# Vortex Flow Meter: Basic Working Principle

Vortex flow meters may measure a variety of fluids, including liquids, gases, and steam. They should be considered a first option, subject to verification to ensure that they meet the criteria of a specific application.
Because vortex meters detect the frequency of vortices formed by a “bluff body” or “shedder bar,” they are essentially frequency meters.

Vortices will only form once a specific velocity (Re-number) has been reached. Hence vortex flow meters will have an elevated zero, also known as the “cut-off” point. The flow meter output will be cut to zero before the velocity reaches zero.
Some vortex meters may give an output signal above a specific back-flow (above the cut-off point), leading to an erroneous interpretation.

Vortex meters, like orifice meters, measure actual volume flow. Because certain meters are intrusive, such as orifice meters, the pressure will drop as the flow increases, resulting in a permanent loss. As a result, liquids nearing their boiling point may cause cavitation as the pressure across the meter falls below the liquid’s vapor pressure.
The bubbles will implode as soon as the pressure rises over the vapor pressure.
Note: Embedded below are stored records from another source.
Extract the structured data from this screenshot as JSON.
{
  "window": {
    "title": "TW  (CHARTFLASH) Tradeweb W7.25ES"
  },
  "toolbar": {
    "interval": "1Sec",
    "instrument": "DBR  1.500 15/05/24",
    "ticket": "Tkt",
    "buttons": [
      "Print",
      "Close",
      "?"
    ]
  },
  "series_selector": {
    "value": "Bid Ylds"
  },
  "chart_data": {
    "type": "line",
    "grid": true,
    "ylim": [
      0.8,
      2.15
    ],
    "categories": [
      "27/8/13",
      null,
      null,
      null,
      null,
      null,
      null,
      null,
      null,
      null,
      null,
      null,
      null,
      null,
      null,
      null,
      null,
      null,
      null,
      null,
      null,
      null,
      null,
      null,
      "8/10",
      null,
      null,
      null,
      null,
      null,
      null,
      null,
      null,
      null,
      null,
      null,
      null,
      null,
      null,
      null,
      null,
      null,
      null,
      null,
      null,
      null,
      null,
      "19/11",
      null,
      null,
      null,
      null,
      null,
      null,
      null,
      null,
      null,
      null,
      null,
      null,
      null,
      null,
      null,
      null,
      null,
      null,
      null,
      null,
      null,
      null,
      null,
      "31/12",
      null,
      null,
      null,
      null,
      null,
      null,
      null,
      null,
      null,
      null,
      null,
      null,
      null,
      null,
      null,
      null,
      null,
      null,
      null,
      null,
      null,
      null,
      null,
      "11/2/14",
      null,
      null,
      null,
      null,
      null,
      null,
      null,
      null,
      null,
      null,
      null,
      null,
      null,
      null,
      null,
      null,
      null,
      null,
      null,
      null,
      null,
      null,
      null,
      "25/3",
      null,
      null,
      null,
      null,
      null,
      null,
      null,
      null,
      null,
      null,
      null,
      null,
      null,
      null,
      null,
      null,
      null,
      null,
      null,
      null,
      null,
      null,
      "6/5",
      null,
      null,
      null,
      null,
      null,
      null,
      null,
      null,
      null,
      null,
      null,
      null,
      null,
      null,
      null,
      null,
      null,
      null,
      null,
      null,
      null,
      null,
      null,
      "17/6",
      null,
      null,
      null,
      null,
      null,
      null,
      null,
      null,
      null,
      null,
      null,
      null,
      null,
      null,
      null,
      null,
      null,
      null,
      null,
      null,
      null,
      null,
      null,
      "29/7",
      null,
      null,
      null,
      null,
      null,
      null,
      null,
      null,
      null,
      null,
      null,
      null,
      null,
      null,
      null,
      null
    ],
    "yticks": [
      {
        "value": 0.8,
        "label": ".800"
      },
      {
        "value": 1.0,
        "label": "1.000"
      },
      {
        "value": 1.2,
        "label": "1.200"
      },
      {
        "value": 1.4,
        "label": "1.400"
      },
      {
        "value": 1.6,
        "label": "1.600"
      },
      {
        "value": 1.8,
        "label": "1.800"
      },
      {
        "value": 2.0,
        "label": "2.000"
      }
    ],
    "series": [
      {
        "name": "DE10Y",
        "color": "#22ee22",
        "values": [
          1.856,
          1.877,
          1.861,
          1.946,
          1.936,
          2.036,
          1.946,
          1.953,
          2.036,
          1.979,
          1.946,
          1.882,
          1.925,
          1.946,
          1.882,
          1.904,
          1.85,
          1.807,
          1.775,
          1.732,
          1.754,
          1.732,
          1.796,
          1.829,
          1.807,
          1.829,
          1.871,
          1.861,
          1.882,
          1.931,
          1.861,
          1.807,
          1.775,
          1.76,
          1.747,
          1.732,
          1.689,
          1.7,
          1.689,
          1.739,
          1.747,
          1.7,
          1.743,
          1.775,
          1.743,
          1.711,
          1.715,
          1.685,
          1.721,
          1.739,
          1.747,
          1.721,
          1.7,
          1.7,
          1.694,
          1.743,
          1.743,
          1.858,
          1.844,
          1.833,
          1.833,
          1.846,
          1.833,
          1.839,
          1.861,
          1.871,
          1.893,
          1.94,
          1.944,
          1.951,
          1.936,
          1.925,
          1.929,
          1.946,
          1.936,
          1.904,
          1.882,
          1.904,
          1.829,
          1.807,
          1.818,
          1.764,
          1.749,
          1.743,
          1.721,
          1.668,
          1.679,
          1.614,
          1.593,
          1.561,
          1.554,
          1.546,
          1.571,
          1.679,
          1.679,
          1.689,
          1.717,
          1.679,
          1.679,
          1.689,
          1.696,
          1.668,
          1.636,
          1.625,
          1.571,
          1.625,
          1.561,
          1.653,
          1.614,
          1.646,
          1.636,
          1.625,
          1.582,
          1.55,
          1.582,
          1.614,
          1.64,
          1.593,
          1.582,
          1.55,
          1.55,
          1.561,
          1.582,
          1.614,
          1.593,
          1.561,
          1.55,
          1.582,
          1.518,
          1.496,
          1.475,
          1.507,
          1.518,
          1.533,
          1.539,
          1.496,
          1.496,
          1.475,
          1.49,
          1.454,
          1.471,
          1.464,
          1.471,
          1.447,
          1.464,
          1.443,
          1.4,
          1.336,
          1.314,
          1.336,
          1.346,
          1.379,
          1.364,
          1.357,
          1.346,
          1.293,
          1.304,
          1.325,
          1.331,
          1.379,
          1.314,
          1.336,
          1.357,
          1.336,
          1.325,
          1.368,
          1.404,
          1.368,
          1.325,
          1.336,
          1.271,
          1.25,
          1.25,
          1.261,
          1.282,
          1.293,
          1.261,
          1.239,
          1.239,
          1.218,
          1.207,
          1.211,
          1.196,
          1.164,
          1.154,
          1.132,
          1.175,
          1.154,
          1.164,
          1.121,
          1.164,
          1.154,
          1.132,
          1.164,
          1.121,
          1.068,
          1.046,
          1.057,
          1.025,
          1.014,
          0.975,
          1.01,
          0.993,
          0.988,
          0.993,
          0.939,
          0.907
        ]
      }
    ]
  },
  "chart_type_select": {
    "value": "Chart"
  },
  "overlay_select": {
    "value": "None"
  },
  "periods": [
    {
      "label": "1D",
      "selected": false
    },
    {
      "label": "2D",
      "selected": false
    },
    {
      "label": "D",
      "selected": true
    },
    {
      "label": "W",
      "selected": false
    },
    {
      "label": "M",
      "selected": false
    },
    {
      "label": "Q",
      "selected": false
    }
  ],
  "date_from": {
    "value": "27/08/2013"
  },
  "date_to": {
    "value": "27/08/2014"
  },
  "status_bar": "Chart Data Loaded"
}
Cavitation malfunctions the meter and should be avoided at all costs.

The Vortex Flowmeter’s Basic Working Principle

This principle states that if an obstruction is placed in the course of a flow, it can cause a succession of vortices to form on both sides of the barrier.
The flow rate that is impeded is related to the frequency with which these vortices alternate.

The vortex flowmeter is a type that shreds vortices with a small rod called a “shredder bar” or “bluff bar,” and the number of vortices produced is proportional to the flow rate. A pressure flow sensor can be used to measure the vortices, and the proportional flow rate can be calculated. Various types of flow meters/sensors may be used in place of a pressure sensor in some applications.

## Flowmeter With Vortex

f*d/V0 = St (without dimension)
Strouhal’s number is Strouhal’s number.
F is the wire’s frequency.
D is the wire’s diameter.
Velocity = V0

This is known as “vortex shedding,” and the train of vortices is referred to as “Karman’s Vortex street.”

The frequency of vortex flowmeter shedding is a direct linear function of fluid velocity, and the form and face breadth of the bluff body influence the frequency. The frequency is determined by the expression- since the breadth of the blockage and the inner diameter of the pipe will be more or less constant.

f=(St*V)/c*D
f= frequency of vortex, in Hz
St=number, Strouhal’s with a smaller dimension.
V=Velocity of fluid at the cheddar bar in m/s
D=Measurement of the pipe’s inner diameter D=Measurement of the pipe’s inner diameter D
c=constant (d/D ratio)
d= Sheddar bar face width, m

The pressure loss gradient across the vortex meter will resemble an orifice meter in shape. At the shedder bar, the pressure will be at its lowest position (comparable to vena contracta for orifice meter). The pressure downstream of this location will gradually recover, eventually resulting in permanent pressure loss. The pressure loss at the vena-contracta is important to avoid cavitation.

## The Following Is The Minimal Back Pressure Required To Avoid Cavitation:

Pmin=3.2*Pdel + 1.25*Pv Pmin is the minimum needed pressure in the bar for five pipe diameters downstream of the flow meter.

Peel represents the calculated permanent pressure loss in the bar.
Pv = vapor pressure in bars at operational temperature

Remember that the d/D range for most vortex meters is 0.22–0.26, and the size of the meter determines the frequency of vortices; the larger the meter, the lower the frequency. As a consequence, the greatest diameter of the vortex meter is limited, as the meter’s resolution may become an issue. for the sake of maintaining control.

On-board digital multipliers are utilized to solve this problem, multiplying the vortex frequency without adding any additional inaccuracy.

## Principle Of Frequency Sensing

A pair of piezo-electrical crystals are integrated inside the cheddar bar as piezo-electrical sensors. The piezo-crystals, like the cheddar bar, will be susceptible to alternating forces induced by shedding frequency.
A pair of variable capacitance sensors are incorporated within the shedder bar. The capacitors will change their capacitance as the shedder bar is subjected to alternate micro motions generated by forces due to the shedding frequency.

Changes in shedder bar geometry due to erosion affect the performance of Vortex flow meters.

Wax deposits cause a change in the shedder bar geometry.
Upstream piping corrosion
If the shedder bar is not adequately secured, it should be moved.
The sound of hydraulics.
In general, the electronics part of a vortex meter will be as follows:

Elements to be picked up Noise abatement features, AC-pre amplifiers, AC-amplifiers with filters, Schmitt Trigger, Schmitt Trigger, Schmitt Trigger, Schm Microprocessor

## Conclusion

This is all you should know about the principle of the vortex flow Meter. When a column body is placed in a pipe filled with flowing fluids, a series of vortices will form alternatively on either side of the object, as seen below. These eddies are known as “Karman Vortices,” and the vortex shedding frequency is proportional to the flow rate.